Another concern was that people already diagnosed might be re-evaluated and so lose access to treatments and services. Despite assurances that this wouldn't happen from the American Psychiatric Association (APA), the organisation that publishes the criteria, not everyone seems to be toeing the party line.
Under the fourth edition of the Diagnostic and Statistical Manual of Mental Disorders, a person would be diagnosed with ASD by exhibiting at least six of 12 behaviours, which include problems with communication, interaction and repetition. Now, under the DSM-5, that same person would need to exhibit three deficits in social communication and interaction and at least two repetitive behaviours – the latter, say critics, makes the new criteria more restrictive.
To see how the change might affect the number of ASD diagnoses, Matthew Maenner at the US Centers for Disease Control and Prevention in Atlanta and colleagues analysed behavioural data from 644,000 children across the US who were 8 years old in 2006 or 2008. Of the 6577 children classified as having ASD based on the DSM-4 criteria, only 81.2 per cent also met the DSM-5 criteria (JAMA Psychiatry, doi.org/q76).

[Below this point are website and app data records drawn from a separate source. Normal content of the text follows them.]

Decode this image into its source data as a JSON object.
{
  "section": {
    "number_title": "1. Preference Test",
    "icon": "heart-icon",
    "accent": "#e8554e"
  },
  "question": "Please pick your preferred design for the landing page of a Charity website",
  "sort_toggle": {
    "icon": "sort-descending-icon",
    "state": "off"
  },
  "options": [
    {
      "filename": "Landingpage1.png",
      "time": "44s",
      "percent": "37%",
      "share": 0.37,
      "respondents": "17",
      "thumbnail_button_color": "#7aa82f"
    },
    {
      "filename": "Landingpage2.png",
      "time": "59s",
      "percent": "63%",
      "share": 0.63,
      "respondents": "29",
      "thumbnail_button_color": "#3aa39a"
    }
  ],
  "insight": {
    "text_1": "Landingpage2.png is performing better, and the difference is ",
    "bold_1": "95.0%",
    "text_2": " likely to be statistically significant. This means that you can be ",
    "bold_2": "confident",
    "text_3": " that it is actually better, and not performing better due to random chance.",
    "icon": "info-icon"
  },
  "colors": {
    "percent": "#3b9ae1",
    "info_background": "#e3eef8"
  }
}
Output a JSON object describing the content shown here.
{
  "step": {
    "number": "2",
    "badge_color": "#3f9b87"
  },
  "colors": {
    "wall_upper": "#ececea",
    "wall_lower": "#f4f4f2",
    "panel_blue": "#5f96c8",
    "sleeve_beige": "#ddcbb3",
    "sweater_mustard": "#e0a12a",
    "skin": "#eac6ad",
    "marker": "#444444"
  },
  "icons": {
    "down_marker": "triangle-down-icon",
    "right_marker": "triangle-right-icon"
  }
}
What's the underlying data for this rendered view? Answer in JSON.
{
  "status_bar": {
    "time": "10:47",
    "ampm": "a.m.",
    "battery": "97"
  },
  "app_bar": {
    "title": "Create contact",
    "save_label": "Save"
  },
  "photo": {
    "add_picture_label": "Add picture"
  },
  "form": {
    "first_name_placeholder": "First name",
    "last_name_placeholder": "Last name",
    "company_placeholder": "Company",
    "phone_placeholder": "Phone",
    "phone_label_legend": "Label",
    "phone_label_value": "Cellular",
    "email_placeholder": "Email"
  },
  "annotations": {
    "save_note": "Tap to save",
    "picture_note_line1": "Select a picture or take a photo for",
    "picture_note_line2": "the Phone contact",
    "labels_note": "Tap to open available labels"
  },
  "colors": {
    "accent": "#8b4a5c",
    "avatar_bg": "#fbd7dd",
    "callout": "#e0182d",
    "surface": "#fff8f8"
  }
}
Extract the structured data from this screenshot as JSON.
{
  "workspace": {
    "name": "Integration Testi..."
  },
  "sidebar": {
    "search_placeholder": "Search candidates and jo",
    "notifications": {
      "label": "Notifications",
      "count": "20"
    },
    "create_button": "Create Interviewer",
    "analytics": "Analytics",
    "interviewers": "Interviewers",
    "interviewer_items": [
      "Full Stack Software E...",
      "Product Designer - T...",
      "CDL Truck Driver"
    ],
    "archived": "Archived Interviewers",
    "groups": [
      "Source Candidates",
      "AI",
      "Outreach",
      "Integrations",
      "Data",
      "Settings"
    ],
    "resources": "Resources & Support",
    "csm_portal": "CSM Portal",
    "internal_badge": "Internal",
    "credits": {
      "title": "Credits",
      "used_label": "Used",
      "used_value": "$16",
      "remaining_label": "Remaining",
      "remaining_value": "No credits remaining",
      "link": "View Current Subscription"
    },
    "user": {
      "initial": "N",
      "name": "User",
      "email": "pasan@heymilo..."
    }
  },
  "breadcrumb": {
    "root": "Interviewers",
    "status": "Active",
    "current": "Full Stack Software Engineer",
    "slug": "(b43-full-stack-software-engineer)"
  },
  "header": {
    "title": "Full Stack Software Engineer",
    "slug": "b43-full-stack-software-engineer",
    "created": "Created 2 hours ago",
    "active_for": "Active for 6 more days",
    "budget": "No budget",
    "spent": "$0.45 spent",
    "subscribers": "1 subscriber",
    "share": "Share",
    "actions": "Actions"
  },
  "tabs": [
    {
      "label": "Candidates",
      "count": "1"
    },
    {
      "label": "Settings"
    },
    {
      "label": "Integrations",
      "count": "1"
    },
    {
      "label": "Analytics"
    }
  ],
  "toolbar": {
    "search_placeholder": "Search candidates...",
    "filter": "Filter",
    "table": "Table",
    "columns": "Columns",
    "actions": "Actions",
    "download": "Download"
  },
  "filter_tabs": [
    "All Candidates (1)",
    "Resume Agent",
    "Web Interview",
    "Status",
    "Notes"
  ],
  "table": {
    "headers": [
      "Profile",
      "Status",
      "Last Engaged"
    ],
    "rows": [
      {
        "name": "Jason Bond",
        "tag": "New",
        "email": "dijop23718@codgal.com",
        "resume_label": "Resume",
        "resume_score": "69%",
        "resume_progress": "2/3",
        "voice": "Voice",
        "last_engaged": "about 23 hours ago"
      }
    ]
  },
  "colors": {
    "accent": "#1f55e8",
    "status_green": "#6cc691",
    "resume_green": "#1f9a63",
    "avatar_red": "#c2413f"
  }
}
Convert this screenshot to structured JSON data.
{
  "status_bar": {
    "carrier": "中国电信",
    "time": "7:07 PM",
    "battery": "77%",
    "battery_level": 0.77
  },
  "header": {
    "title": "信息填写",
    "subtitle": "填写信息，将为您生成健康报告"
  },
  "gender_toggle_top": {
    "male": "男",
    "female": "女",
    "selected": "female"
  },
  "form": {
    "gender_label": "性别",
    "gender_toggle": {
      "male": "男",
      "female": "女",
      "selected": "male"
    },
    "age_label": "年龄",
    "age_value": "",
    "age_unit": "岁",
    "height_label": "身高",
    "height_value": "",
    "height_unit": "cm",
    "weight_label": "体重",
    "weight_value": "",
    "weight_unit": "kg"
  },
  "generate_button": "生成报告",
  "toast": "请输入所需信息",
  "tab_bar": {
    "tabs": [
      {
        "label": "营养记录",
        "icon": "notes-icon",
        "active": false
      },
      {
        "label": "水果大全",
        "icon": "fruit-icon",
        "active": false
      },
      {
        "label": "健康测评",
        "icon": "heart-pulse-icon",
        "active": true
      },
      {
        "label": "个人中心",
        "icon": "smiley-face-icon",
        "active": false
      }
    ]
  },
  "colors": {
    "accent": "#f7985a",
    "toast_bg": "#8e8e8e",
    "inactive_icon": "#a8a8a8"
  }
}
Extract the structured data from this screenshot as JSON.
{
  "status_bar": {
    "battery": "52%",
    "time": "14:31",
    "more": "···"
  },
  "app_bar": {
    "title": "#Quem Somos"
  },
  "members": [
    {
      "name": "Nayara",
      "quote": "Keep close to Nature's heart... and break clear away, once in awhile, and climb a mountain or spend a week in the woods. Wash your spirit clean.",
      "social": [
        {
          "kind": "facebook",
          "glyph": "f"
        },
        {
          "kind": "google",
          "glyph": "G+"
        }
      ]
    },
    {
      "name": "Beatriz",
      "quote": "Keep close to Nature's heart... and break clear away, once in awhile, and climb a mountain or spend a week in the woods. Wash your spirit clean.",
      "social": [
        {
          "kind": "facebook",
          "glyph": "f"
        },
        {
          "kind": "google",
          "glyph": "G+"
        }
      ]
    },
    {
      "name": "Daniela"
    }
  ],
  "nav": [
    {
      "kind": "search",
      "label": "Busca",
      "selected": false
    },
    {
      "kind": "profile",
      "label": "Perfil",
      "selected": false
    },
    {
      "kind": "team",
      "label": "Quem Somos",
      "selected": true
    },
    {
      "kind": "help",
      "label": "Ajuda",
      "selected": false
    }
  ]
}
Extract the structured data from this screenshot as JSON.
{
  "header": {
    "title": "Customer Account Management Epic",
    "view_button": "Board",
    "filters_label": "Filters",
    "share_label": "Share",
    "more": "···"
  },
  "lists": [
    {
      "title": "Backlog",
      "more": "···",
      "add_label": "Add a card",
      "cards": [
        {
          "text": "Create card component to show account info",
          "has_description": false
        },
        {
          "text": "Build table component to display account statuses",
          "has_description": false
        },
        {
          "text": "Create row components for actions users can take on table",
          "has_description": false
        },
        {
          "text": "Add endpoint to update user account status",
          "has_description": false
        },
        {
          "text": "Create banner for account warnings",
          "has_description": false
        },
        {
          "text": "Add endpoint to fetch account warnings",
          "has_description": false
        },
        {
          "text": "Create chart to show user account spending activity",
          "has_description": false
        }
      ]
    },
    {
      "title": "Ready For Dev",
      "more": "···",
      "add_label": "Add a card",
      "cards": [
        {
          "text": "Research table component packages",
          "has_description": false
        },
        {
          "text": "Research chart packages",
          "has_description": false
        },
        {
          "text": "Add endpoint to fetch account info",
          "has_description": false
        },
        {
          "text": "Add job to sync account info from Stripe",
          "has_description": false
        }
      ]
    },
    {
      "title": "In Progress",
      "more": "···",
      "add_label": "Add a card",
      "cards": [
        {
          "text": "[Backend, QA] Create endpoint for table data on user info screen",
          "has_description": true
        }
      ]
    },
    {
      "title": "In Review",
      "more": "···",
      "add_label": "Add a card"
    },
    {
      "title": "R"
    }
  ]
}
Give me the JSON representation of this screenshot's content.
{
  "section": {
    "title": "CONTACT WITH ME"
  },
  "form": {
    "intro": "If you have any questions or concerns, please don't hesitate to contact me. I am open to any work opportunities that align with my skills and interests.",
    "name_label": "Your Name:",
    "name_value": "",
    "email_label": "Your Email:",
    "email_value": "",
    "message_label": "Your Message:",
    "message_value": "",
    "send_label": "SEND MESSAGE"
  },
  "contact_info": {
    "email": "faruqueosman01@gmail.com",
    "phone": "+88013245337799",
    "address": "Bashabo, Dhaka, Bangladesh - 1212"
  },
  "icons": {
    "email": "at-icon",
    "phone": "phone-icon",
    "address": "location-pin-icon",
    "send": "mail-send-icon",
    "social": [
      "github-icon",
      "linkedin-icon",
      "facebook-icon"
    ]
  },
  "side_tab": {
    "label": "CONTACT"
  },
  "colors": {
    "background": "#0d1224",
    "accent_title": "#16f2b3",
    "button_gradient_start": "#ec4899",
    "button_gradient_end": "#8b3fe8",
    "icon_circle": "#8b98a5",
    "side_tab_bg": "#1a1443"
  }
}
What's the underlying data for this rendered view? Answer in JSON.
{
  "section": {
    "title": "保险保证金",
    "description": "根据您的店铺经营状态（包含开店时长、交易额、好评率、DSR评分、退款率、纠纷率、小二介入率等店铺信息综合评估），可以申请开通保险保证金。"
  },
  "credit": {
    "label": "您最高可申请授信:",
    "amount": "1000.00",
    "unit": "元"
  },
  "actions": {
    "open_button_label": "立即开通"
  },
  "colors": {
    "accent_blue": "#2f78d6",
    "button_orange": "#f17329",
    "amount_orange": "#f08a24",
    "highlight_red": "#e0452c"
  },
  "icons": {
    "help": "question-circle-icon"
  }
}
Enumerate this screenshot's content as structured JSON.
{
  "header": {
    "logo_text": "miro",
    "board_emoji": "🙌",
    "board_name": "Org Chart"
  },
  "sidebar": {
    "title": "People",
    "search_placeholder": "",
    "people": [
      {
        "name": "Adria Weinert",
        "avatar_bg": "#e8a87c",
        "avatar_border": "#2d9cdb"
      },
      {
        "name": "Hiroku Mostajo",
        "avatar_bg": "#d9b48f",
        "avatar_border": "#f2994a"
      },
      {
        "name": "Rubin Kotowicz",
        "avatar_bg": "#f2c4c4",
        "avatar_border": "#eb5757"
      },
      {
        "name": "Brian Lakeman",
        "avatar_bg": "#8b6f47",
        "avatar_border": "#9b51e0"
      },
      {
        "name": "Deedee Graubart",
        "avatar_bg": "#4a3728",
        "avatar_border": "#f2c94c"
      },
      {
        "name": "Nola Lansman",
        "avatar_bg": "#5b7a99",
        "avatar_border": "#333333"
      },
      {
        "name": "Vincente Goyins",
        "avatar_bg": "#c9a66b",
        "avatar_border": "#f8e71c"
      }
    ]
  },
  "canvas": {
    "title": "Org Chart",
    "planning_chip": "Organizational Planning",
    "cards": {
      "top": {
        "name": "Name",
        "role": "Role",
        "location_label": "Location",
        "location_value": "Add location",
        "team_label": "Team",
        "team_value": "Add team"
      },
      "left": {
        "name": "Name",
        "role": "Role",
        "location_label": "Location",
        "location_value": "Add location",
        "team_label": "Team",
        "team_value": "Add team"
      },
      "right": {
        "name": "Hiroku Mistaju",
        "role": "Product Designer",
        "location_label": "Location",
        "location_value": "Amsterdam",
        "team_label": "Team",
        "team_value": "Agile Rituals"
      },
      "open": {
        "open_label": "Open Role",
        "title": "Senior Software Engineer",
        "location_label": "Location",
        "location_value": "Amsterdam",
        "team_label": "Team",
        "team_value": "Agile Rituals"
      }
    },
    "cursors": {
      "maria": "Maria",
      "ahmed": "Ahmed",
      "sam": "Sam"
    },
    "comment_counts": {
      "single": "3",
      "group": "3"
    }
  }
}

But this result is hypothetical. What people really want to know is whether there is any evidence that the diagnosis change is actually having an impact on people's lives.
It turns out there is. Autism Speaks, a US science and advocacy organisation, asked users of its website to complete an online survey about their experiences. Around a third of the 611 people that have so far replied to the survey say that they have been asked by schools or health organisations to have their diagnosis re-evaluated under DSM-5 criteria, Michael Rosanoff of Autism Speaks told New Scientist. "Some of these people also report having lost access to services and treatments," he says. Rosanoff admits this survey is small and self-selecting, but says it is enough to ring alarm bells.
One anonymous respondent said that the regional centre that funds services for her son is seeking to have him re-evaluated despite a 10-year well-established diagnosis of ASD.
The changes are most likely to be felt in the US, the country that most heavily relies on the DSM for diagnosis. None of the US health insurers New Scientistapproached were available for comment.
The APA stands by its assertion that no one already diagnosed should be re-evaluated. "We made this recommendation from a public health and practical perspective since disruptions in effective treatment would be counterproductive to kids," says Darrel Regier, vice-chair of the DSM-5 task force.
Despite this, the results of its online survey have prompted Autism Speaks to fund a bigger study with Yale University to identify the effects of DSM-5 in terms of ASD diagnoses and access to services. "We want to ensure people still receive the services they need," says Rosanoff.
This article appeared in print under the headline "People with autism already losing out after rule change"